** Supplied material follows **
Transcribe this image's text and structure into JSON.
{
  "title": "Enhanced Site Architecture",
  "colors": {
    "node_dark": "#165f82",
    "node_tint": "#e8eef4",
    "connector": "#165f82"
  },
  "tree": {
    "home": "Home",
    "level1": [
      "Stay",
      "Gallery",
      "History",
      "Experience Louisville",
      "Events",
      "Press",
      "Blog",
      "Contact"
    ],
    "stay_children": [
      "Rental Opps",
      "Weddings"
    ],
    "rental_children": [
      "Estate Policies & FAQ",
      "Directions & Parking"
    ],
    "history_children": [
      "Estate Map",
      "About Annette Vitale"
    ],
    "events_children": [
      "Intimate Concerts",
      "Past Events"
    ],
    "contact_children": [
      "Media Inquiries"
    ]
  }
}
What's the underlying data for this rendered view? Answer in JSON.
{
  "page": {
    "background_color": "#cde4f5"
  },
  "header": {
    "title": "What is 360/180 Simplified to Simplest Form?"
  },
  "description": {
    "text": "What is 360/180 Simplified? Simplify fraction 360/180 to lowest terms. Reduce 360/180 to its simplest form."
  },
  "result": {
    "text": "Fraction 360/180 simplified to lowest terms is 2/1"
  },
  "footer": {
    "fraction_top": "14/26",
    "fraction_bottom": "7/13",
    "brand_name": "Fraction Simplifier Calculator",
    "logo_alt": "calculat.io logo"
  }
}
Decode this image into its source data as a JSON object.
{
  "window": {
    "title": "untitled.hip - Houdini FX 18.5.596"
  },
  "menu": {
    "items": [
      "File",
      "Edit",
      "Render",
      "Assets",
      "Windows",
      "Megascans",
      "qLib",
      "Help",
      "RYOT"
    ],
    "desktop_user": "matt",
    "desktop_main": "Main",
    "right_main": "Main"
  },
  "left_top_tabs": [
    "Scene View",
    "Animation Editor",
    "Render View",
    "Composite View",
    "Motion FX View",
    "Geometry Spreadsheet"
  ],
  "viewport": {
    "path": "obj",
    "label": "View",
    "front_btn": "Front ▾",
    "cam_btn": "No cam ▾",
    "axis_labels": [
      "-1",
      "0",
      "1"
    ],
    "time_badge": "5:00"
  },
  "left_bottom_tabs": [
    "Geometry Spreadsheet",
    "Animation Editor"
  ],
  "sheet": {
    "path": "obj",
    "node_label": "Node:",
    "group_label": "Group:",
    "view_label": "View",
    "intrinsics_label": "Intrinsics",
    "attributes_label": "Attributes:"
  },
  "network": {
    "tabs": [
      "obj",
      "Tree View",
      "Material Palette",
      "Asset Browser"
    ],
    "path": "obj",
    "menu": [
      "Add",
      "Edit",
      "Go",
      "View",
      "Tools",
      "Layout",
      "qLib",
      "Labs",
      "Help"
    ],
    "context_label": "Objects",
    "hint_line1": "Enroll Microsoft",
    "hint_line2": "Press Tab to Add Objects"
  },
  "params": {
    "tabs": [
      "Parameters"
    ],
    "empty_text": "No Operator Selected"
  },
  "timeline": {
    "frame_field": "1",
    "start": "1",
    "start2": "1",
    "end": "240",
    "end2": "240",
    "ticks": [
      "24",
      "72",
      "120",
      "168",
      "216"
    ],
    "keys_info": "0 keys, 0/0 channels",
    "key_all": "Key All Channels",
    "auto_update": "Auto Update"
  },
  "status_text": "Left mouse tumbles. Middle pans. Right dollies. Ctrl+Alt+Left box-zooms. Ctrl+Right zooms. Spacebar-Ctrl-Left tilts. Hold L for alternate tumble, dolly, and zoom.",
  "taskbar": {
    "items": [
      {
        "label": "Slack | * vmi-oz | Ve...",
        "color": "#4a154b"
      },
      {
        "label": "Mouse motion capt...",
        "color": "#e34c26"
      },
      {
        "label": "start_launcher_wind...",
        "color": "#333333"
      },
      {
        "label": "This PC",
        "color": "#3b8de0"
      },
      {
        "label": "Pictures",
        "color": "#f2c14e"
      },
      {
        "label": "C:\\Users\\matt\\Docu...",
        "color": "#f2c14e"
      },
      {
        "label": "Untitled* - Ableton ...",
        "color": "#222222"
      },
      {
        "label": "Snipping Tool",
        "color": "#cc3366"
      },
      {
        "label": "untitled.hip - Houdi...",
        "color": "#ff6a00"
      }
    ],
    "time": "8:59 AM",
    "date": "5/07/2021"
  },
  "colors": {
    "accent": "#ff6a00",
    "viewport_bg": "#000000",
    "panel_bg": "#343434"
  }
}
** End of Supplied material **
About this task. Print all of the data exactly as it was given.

Response box.
Transcribe this image's text and structure into JSON.
{
  "title": "Enhanced Site Architecture",
  "colors": {
    "node_dark": "#165f82",
    "node_tint": "#e8eef4",
    "connector": "#165f82"
  },
  "tree": {
    "home": "Home",
    "level1": [
      "Stay",
      "Gallery",
      "History",
      "Experience Louisville",
      "Events",
      "Press",
      "Blog",
      "Contact"
    ],
    "stay_children": [
      "Rental Opps",
      "Weddings"
    ],
    "rental_children": [
      "Estate Policies & FAQ",
      "Directions & Parking"
    ],
    "history_children": [
      "Estate Map",
      "About Annette Vitale"
    ],
    "events_children": [
      "Intimate Concerts",
      "Past Events"
    ],
    "contact_children": [
      "Media Inquiries"
    ]
  }
}
What's the underlying data for this rendered view? Answer in JSON.
{
  "page": {
    "background_color": "#cde4f5"
  },
  "header": {
    "title": "What is 360/180 Simplified to Simplest Form?"
  },
  "description": {
    "text": "What is 360/180 Simplified? Simplify fraction 360/180 to lowest terms. Reduce 360/180 to its simplest form."
  },
  "result": {
    "text": "Fraction 360/180 simplified to lowest terms is 2/1"
  },
  "footer": {
    "fraction_top": "14/26",
    "fraction_bottom": "7/13",
    "brand_name": "Fraction Simplifier Calculator",
    "logo_alt": "calculat.io logo"
  }
}
Decode this image into its source data as a JSON object.
{
  "window": {
    "title": "untitled.hip - Houdini FX 18.5.596"
  },
  "menu": {
    "items": [
      "File",
      "Edit",
      "Render",
      "Assets",
      "Windows",
      "Megascans",
      "qLib",
      "Help",
      "RYOT"
    ],
    "desktop_user": "matt",
    "desktop_main": "Main",
    "right_main": "Main"
  },
  "left_top_tabs": [
    "Scene View",
    "Animation Editor",
    "Render View",
    "Composite View",
    "Motion FX View",
    "Geometry Spreadsheet"
  ],
  "viewport": {
    "path": "obj",
    "label": "View",
    "front_btn": "Front ▾",
    "cam_btn": "No cam ▾",
    "axis_labels": [
      "-1",
      "0",
      "1"
    ],
    "time_badge": "5:00"
  },
  "left_bottom_tabs": [
    "Geometry Spreadsheet",
    "Animation Editor"
  ],
  "sheet": {
    "path": "obj",
    "node_label": "Node:",
    "group_label": "Group:",
    "view_label": "View",
    "intrinsics_label": "Intrinsics",
    "attributes_label": "Attributes:"
  },
  "network": {
    "tabs": [
      "obj",
      "Tree View",
      "Material Palette",
      "Asset Browser"
    ],
    "path": "obj",
    "menu": [
      "Add",
      "Edit",
      "Go",
      "View",
      "Tools",
      "Layout",
      "qLib",
      "Labs",
      "Help"
    ],
    "context_label": "Objects",
    "hint_line1": "Enroll Microsoft",
    "hint_line2": "Press Tab to Add Objects"
  },
  "params": {
    "tabs": [
      "Parameters"
    ],
    "empty_text": "No Operator Selected"
  },
  "timeline": {
    "frame_field": "1",
    "start": "1",
    "start2": "1",
    "end": "240",
    "end2": "240",
    "ticks": [
      "24",
      "72",
      "120",
      "168",
      "216"
    ],
    "keys_info": "0 keys, 0/0 channels",
    "key_all": "Key All Channels",
    "auto_update": "Auto Update"
  },
  "status_text": "Left mouse tumbles. Middle pans. Right dollies. Ctrl+Alt+Left box-zooms. Ctrl+Right zooms. Spacebar-Ctrl-Left tilts. Hold L for alternate tumble, dolly, and zoom.",
  "taskbar": {
    "items": [
      {
        "label": "Slack | * vmi-oz | Ve...",
        "color": "#4a154b"
      },
      {
        "label": "Mouse motion capt...",
        "color": "#e34c26"
      },
      {
        "label": "start_launcher_wind...",
        "color": "#333333"
      },
      {
        "label": "This PC",
        "color": "#3b8de0"
      },
      {
        "label": "Pictures",
        "color": "#f2c14e"
      },
      {
        "label": "C:\\Users\\matt\\Docu...",
        "color": "#f2c14e"
      },
      {
        "label": "Untitled* - Ableton ...",
        "color": "#222222"
      },
      {
        "label": "Snipping Tool",
        "color": "#cc3366"
      },
      {
        "label": "untitled.hip - Houdi...",
        "color": "#ff6a00"
      }
    ],
    "time": "8:59 AM",
    "date": "5/07/2021"
  },
  "colors": {
    "accent": "#ff6a00",
    "viewport_bg": "#000000",
    "panel_bg": "#343434"
  }
}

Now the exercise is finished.